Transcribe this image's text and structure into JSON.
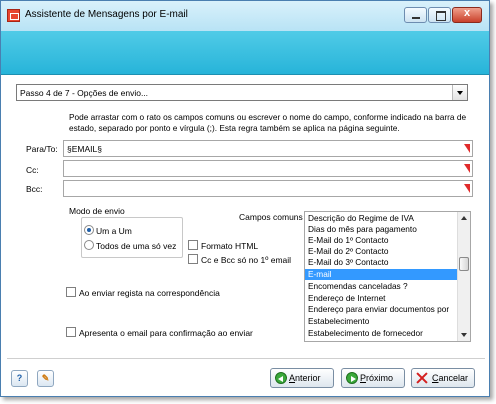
{
  "window": {
    "title": "Assistente de Mensagens por E-mail",
    "close_glyph": "x"
  },
  "step": {
    "selected": "Passo 4 de 7 - Opções de envio..."
  },
  "instructions": "Pode arrastar com o rato os campos comuns ou escrever  o nome do campo, conforme indicado na barra de estado, separado por ponto e vírgula (;). Esta regra também se aplica na página seguinte.",
  "fields": {
    "to_label": "Para/To:",
    "to_value": "§EMAIL§",
    "cc_label": "Cc:",
    "cc_value": "",
    "bcc_label": "Bcc:",
    "bcc_value": ""
  },
  "send_mode": {
    "label": "Modo de envio",
    "one_to_one": "Um a Um",
    "all_at_once": "Todos de uma só vez",
    "selected": "Um a Um"
  },
  "options": {
    "html_format": "Formato HTML",
    "cc_bcc_first_only": "Cc e Bcc só no 1º email",
    "register_correspondence": "Ao enviar regista na correspondência",
    "show_before_send": "Apresenta o email para confirmação ao enviar"
  },
  "common_fields": {
    "label": "Campos comuns",
    "items": [
      "Descrição do Regime de IVA",
      "Dias do mês para pagamento",
      "E-Mail do 1º Contacto",
      "E-Mail do 2º Contacto",
      "E-Mail do 3º Contacto",
      "E-mail",
      "Encomendas canceladas ?",
      "Endereço de Internet",
      "Endereço para enviar documentos por",
      "Estabelecimento",
      "Estabelecimento de fornecedor"
    ],
    "selected": "E-mail"
  },
  "buttons": {
    "help_glyph": "?",
    "tool_glyph": "✎",
    "prev_prefix": "A",
    "prev_rest": "nterior",
    "next_prefix": "P",
    "next_rest": "róximo",
    "cancel_prefix": "C",
    "cancel_rest": "ancelar"
  },
  "colors": {
    "banner": "#27b4d9",
    "selection": "#3399ff",
    "required_marker": "#e02b2b"
  }
}
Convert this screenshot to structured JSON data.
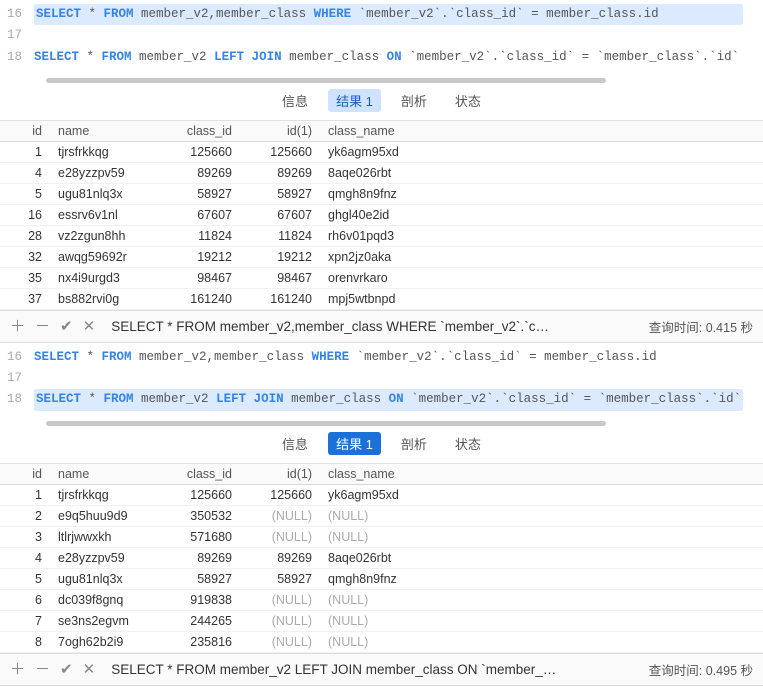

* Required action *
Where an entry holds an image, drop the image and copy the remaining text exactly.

* Answer area *
Transcribe this image's text and structure into JSON.
{
  "window": {
    "title": "Assistente de Mensagens por E-mail",
    "close_glyph": "x"
  },
  "step": {
    "selected": "Passo 4 de 7 - Opções de envio..."
  },
  "instructions": "Pode arrastar com o rato os campos comuns ou escrever  o nome do campo, conforme indicado na barra de estado, separado por ponto e vírgula (;). Esta regra também se aplica na página seguinte.",
  "fields": {
    "to_label": "Para/To:",
    "to_value": "§EMAIL§",
    "cc_label": "Cc:",
    "cc_value": "",
    "bcc_label": "Bcc:",
    "bcc_value": ""
  },
  "send_mode": {
    "label": "Modo de envio",
    "one_to_one": "Um a Um",
    "all_at_once": "Todos de uma só vez",
    "selected": "Um a Um"
  },
  "options": {
    "html_format": "Formato HTML",
    "cc_bcc_first_only": "Cc e Bcc só no 1º email",
    "register_correspondence": "Ao enviar regista na correspondência",
    "show_before_send": "Apresenta o email para confirmação ao enviar"
  },
  "common_fields": {
    "label": "Campos comuns",
    "items": [
      "Descrição do Regime de IVA",
      "Dias do mês para pagamento",
      "E-Mail do 1º Contacto",
      "E-Mail do 2º Contacto",
      "E-Mail do 3º Contacto",
      "E-mail",
      "Encomendas canceladas ?",
      "Endereço de Internet",
      "Endereço para enviar documentos por",
      "Estabelecimento",
      "Estabelecimento de fornecedor"
    ],
    "selected": "E-mail"
  },
  "buttons": {
    "help_glyph": "?",
    "tool_glyph": "✎",
    "prev_prefix": "A",
    "prev_rest": "nterior",
    "next_prefix": "P",
    "next_rest": "róximo",
    "cancel_prefix": "C",
    "cancel_rest": "ancelar"
  },
  "colors": {
    "banner": "#27b4d9",
    "selection": "#3399ff",
    "required_marker": "#e02b2b"
  }
}
Convert this screenshot to structured JSON data.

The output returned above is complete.